The same people are saying, freedom of assembly, freedom to do whatever they want, period, regardless. It doesn’t fly. We have the gun control laws in New York City for a specific reason, for public safety. We have, even though I don’t particularly agree with how it’s set up, the “parading without a permit” laws along the same lines. You can’t have 5,000 cyclists riding up and around Sixth Ave., Broadway, tying up the streets. Even if you do things exactly right, it takes time for all those people to pass through an intersection. That creates a problem. To say that it wouldn’t be much of a problem if there were fewer cars doesn’t fly.
Q. Bicyclists have claimed that they’re not blocking traffic, they are traffic.
A. They are traffic.
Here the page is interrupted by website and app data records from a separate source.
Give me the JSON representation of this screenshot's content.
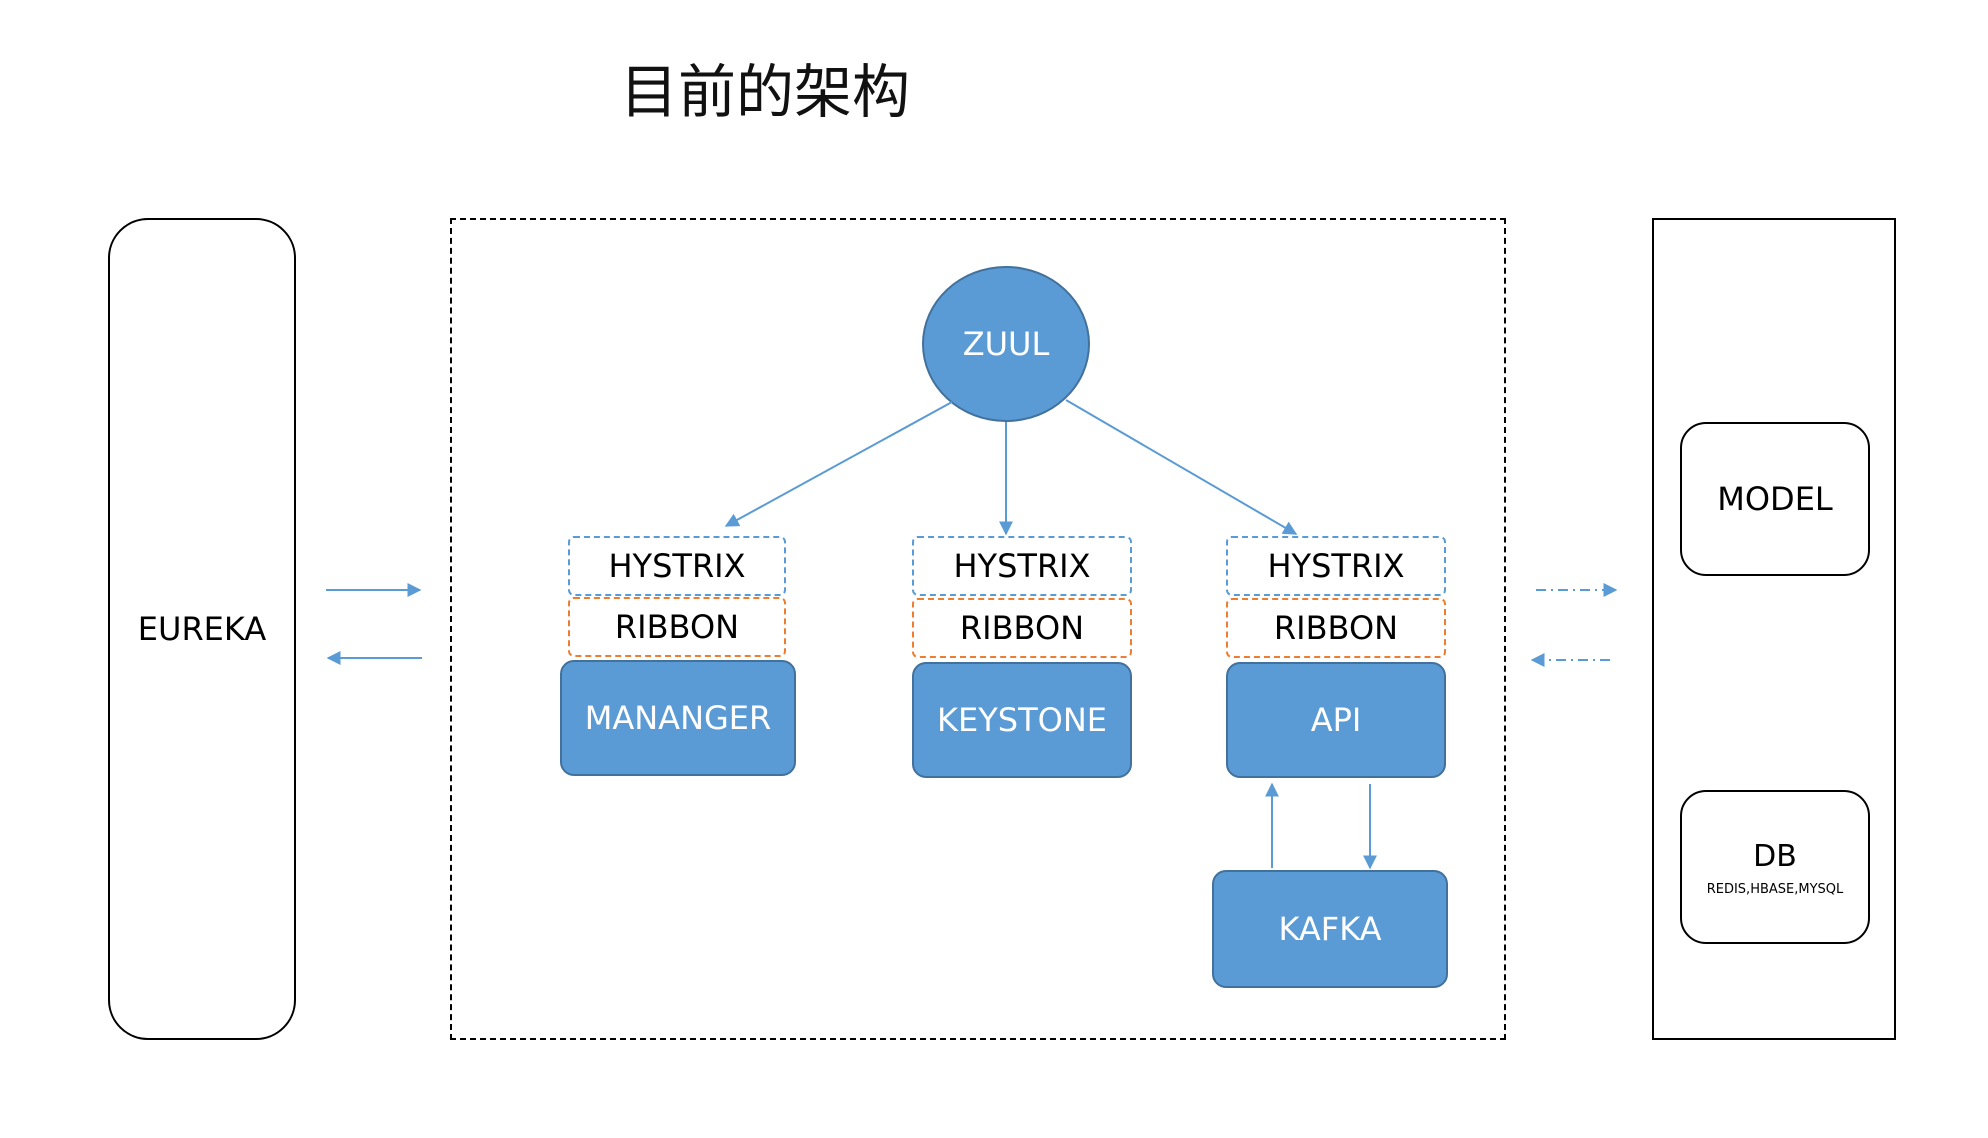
{
  "title": "目前的架构",
  "eureka": {
    "label": "EUREKA"
  },
  "zuul": {
    "label": "ZUUL"
  },
  "services": [
    {
      "hystrix": "HYSTRIX",
      "ribbon": "RIBBON",
      "name": "MANANGER"
    },
    {
      "hystrix": "HYSTRIX",
      "ribbon": "RIBBON",
      "name": "KEYSTONE"
    },
    {
      "hystrix": "HYSTRIX",
      "ribbon": "RIBBON",
      "name": "API"
    }
  ],
  "kafka": {
    "label": "KAFKA"
  },
  "model": {
    "label": "MODEL"
  },
  "db": {
    "label": "DB",
    "sublabel": "REDIS,HBASE,MYSQL"
  },
  "colors": {
    "node_fill": "#5b9bd5",
    "node_border": "#41719c",
    "hystrix_border": "#5b9bd5",
    "ribbon_border": "#ed7d31",
    "arrow": "#5b9bd5"
  }
}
However, when the [traffic] light cycle goes against them, now they’re passing through a steady red light, which was the rule in the past, that somebody would hold traffic and then the several hundred riders behind them, so as not to break up the Mass, which was the whole point of the ride. Now you’ve got this large group passing through a red light basically doing traffic infractions. It just turns into chaos.
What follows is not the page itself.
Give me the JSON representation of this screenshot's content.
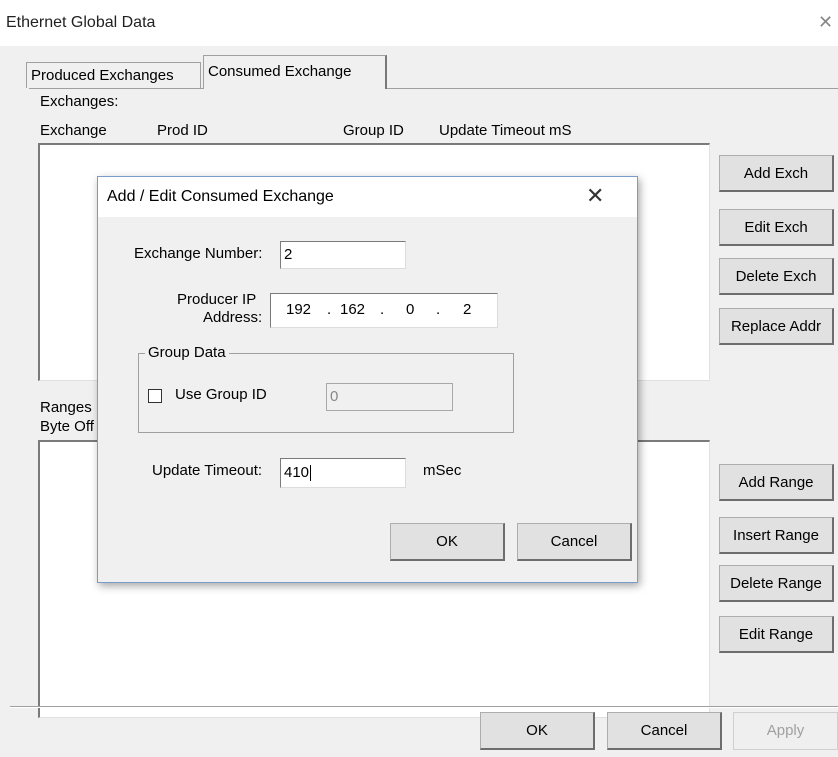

Q. Do you think the city’s doing enough for bicyclists?
A. They’re starting to. It’s been a long time coming. I’ve seen bicycle lanes cropping up where there were none before. I think that’s a good move.
Q. What do you think about bicycling, in general?
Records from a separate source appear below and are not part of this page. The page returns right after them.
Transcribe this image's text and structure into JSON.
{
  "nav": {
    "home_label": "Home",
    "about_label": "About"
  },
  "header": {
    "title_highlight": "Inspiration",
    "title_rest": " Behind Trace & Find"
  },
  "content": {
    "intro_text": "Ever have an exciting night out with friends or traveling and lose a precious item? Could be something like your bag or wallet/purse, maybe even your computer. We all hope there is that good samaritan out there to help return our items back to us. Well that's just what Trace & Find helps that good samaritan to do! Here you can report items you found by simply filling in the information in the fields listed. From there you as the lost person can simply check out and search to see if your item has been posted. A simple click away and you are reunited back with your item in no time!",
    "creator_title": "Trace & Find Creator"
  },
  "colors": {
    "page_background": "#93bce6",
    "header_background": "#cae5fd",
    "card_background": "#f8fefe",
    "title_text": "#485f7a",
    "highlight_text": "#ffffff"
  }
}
A. I have no problem with it. If they want to get around on a bicycle, that’s fine. But don’t try and force what you want on what somebody doesn’t necessarily want to do, or isn’t able to do. I’ve seen some pretty serious bicycle accidents. Nobody’s innocent. No bicyclist is innocent, no cop is 100 percent innocent.
Q. The bicyclists have said that it’s easier for the them to scatter and make room for an emergency vehicle as opposed to cars in gridlock.
A. To a point. I’ve seen instances where emergency vehicles have been stuck behind a huge group of Critical Massers, where the people in front, two, three blocks ahead, can’t hear the siren until the vehicle is on top of them. With the route known to the department, we can reroute emergency vehicles.
Q. Do you follow any of the Web sites?
A. Oh sure, mostly out of curiosity. I follow several of the sites to see what’s going on with Critical Mass in other cities, like San Francisco, and some of the European sites, Berlin, Warsaw.
Q. Any of the local Web sites?
A. I see a lot of postings about the Nazi cops, the police state, a lot of postings along those lines.
Q. Do you think all the bicyclists feel that way about you?
A. Not all of them. A lot of them do, I’m sure. Especially now that we’ve enforced it so hard over the last 12 months that the normal ride turnout is only a couple of hundred. I think they’re the most die-hard of the group. Just because I’m wearing a uniform, to look at me and say I’m a Nazi and I don’t support the First Amendment is a laugh. They don’t know who I am. I’m doing my job. Believe it or not, it’s helping them maintain their First Amendment rights, their ability to do this.
Q. Any advice for the bicyclists in Critical Mass?
A. Somebody, just once, get the permit it’s only $45 and do an organized ride. Get as many people as you possibly can, 10,000 bicyclists, for the ride…and watch what happens. You’ll get to ride your route, they’ll get any route they want, short of riding on the F.D.R. Drive or the West Side Highway. There’ll be a detail of officers to hold traffic. They will ride unencumbered, unhindered, unsummonsed and unchallenged. Just like the St. Patrick’s Day Parade, the Puerto Rican Day Parade or any other parade. There’ll be no issues. There’ll be no problems…Maybe they’ll be escorted by mobile officers or foot officers, but they will get to ride their route. They’ll get to do pretty much what they want to do.
Have them do it by the Police Department’s rules just once and if it’s not to their taste, fine, you’re out $45.
You have the right to freedom of speech, no problem. But you can’t do it at the expense of the day-to-day business or the liberties of the other people who are in the city. The Critical Massers aren’t the only ones who are here.